Stolcke, A., & Shriberg, E. (1996, May). Statistical language modeling for speech disfluencies. In 1996 IEEE International Conference on Acoustics, Speech, and Signal Processing Conference Proceedings (Vol. 1, pp. 405-408). IEEE.

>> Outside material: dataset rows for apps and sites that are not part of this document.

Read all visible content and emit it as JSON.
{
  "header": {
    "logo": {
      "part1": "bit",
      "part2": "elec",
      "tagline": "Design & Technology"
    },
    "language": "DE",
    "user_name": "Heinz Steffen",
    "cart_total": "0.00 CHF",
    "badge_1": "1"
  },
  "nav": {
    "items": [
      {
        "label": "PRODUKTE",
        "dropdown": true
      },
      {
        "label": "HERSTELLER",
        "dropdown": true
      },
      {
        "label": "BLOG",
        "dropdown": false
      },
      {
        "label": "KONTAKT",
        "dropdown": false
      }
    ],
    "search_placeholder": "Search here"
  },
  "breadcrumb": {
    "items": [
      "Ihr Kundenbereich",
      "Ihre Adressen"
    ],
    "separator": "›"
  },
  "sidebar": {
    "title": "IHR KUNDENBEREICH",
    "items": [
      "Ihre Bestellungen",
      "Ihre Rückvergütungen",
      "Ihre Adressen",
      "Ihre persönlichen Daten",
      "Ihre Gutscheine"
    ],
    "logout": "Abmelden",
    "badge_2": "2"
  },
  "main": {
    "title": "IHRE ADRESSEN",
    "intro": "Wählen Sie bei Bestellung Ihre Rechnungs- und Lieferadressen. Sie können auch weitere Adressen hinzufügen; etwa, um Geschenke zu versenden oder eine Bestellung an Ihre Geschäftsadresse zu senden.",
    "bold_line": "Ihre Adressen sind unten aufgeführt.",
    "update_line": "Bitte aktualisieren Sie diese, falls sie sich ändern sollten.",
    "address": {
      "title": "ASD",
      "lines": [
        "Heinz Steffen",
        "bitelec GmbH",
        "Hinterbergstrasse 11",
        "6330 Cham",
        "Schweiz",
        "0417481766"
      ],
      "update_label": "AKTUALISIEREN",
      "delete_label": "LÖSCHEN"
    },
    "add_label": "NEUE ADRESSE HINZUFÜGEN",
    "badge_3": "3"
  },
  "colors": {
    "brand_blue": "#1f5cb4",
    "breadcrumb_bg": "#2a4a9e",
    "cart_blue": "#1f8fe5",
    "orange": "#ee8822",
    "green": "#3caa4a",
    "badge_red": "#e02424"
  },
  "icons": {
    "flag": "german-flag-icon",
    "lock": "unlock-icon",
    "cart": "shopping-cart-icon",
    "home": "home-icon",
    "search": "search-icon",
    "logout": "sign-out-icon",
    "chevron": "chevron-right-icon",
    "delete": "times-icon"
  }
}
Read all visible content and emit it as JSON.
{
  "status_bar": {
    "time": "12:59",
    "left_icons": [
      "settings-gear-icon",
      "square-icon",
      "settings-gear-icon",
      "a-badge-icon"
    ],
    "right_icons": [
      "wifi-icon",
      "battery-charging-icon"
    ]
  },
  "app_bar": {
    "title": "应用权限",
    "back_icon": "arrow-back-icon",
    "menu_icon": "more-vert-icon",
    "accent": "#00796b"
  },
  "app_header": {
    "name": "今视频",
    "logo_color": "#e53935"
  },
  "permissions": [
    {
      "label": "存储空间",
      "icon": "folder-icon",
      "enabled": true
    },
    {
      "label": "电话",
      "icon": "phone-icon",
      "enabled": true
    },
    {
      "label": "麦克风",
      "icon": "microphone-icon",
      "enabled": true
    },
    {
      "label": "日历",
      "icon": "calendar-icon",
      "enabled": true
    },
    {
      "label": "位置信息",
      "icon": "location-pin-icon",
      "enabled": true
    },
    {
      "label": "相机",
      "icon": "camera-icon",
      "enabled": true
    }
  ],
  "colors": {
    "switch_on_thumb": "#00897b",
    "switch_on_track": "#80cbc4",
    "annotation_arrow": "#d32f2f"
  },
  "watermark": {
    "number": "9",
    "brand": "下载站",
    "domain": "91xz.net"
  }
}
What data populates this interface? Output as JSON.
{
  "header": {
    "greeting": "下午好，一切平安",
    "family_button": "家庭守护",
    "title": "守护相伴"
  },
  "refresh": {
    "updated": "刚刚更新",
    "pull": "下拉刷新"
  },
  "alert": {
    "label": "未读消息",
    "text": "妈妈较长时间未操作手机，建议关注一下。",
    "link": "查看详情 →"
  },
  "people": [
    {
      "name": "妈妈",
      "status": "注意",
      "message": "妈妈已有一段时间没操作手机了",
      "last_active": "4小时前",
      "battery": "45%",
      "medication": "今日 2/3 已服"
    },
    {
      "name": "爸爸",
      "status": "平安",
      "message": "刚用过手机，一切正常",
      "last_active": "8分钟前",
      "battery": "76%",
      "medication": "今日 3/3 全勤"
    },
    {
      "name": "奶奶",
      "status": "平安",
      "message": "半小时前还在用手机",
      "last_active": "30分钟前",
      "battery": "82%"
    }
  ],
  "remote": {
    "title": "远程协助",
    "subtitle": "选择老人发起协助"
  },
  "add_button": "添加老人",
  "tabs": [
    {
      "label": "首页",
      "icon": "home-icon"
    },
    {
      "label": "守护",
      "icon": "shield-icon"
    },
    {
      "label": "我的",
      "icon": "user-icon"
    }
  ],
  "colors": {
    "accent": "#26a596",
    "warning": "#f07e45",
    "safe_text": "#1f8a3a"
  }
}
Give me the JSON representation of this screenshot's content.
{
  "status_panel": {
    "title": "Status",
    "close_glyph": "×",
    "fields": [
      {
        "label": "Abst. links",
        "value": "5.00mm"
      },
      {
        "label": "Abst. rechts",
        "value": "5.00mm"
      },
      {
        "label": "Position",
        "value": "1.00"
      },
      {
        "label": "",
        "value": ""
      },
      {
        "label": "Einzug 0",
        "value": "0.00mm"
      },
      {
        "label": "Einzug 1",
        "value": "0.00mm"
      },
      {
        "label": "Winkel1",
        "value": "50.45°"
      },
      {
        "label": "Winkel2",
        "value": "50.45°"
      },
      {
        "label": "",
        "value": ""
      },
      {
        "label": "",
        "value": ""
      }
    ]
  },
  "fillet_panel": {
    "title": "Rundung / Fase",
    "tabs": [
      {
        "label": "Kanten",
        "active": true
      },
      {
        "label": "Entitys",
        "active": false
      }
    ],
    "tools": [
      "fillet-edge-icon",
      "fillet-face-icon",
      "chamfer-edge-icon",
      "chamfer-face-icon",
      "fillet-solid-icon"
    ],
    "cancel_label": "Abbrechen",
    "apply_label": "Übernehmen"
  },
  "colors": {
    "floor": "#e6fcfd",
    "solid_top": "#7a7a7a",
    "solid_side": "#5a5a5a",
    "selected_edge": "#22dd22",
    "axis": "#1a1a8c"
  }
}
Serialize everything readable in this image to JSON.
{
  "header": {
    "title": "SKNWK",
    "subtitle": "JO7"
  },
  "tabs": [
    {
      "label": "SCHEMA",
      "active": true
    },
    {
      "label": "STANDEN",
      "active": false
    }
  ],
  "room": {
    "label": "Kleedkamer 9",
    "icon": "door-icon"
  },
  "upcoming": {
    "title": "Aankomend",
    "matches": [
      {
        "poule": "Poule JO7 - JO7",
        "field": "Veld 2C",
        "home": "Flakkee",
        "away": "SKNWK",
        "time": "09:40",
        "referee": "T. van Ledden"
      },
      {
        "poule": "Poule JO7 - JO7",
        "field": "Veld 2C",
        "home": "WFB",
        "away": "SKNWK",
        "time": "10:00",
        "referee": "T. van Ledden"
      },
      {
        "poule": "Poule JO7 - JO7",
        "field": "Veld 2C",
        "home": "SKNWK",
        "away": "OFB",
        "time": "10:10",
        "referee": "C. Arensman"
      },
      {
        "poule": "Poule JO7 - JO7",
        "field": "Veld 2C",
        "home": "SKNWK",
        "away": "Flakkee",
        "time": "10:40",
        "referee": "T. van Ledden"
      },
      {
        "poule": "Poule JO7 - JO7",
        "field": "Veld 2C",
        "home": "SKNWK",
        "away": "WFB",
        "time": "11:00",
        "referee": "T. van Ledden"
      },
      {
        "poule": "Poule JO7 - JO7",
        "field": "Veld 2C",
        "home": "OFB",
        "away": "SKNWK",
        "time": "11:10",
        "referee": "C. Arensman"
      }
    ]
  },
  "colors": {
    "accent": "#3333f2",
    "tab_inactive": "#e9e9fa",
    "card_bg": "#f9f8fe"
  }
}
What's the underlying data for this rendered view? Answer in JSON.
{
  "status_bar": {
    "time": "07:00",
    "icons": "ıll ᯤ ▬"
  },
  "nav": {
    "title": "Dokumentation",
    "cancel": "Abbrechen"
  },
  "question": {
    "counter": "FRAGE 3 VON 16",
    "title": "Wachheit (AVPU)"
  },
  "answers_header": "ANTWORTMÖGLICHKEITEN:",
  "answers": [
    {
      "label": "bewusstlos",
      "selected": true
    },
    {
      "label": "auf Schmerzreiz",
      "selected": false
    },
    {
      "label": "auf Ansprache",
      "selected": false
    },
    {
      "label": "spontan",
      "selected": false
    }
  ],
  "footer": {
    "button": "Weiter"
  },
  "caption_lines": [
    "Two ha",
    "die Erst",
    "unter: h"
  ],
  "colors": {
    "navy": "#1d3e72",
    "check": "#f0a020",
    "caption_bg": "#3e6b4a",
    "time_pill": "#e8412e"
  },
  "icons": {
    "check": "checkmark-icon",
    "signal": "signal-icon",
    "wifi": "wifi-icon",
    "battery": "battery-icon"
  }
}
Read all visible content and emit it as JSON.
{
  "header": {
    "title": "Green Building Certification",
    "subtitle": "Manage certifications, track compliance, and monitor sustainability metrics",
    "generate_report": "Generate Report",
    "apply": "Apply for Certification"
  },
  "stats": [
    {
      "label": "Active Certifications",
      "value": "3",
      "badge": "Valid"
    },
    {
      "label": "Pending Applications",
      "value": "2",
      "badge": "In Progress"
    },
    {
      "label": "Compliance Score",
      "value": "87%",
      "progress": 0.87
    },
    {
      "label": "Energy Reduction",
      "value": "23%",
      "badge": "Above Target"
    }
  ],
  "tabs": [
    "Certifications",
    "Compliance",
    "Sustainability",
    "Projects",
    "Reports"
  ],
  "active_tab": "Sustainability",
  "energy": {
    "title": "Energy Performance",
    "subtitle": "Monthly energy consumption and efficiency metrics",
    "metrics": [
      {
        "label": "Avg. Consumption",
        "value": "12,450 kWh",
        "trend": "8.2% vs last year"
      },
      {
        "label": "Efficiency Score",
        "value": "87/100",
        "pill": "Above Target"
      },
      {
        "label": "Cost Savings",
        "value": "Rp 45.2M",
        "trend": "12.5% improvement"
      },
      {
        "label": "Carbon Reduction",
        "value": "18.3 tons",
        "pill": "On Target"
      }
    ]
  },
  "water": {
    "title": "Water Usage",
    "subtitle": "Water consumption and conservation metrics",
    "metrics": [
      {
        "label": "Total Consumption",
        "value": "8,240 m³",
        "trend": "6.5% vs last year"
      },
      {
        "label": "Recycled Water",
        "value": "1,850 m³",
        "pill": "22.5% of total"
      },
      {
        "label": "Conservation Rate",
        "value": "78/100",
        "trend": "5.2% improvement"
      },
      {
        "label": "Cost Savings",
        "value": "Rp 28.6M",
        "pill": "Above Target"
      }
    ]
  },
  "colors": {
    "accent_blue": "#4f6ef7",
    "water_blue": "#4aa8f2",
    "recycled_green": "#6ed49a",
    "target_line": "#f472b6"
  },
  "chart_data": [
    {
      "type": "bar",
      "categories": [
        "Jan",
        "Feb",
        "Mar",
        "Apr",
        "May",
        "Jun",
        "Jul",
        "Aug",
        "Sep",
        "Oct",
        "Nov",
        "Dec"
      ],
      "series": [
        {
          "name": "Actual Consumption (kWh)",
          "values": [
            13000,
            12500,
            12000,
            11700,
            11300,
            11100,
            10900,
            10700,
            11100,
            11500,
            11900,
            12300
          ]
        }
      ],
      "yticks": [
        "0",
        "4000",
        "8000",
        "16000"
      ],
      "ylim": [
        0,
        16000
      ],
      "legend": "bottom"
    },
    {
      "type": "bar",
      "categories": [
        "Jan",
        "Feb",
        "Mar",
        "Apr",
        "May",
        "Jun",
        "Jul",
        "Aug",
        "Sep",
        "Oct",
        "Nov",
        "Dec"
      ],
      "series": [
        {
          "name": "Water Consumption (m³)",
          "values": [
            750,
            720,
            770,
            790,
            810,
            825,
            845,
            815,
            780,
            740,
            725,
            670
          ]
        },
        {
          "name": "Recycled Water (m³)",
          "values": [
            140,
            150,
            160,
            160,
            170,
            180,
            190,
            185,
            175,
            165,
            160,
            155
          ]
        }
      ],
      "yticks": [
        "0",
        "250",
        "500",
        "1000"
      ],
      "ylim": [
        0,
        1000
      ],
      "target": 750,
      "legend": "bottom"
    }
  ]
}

Speech disfluencies (such as filled pauses, repetitions, restarts) are among the characteristics distinguishing spontaneous speech from planned or read speech. We introduce a language model that predicts disfluencies probabilistically and uses an edited, fluent context to predict following words. The model is based on a generalization of the standard N-gram language model. It uses dynamic programming to compute the probability of a word sequence, taking into account possible hidden disfluency events. We analyze the model’s performance for various disfluency types on the Switchboard corpus. We find that the model reduces word perplexity in the neighborhood of disfluency events; however, overall differences are small and have no significant impact on recognition accuracy. We also note that for modeling of the most frequent type of disfluency, filled pauses, a segmentation of utterances into linguistic (rather than acoustic) units is required. Our analysis illustrates a generally useful technique for language model evaluation based on local perplexity comparisons.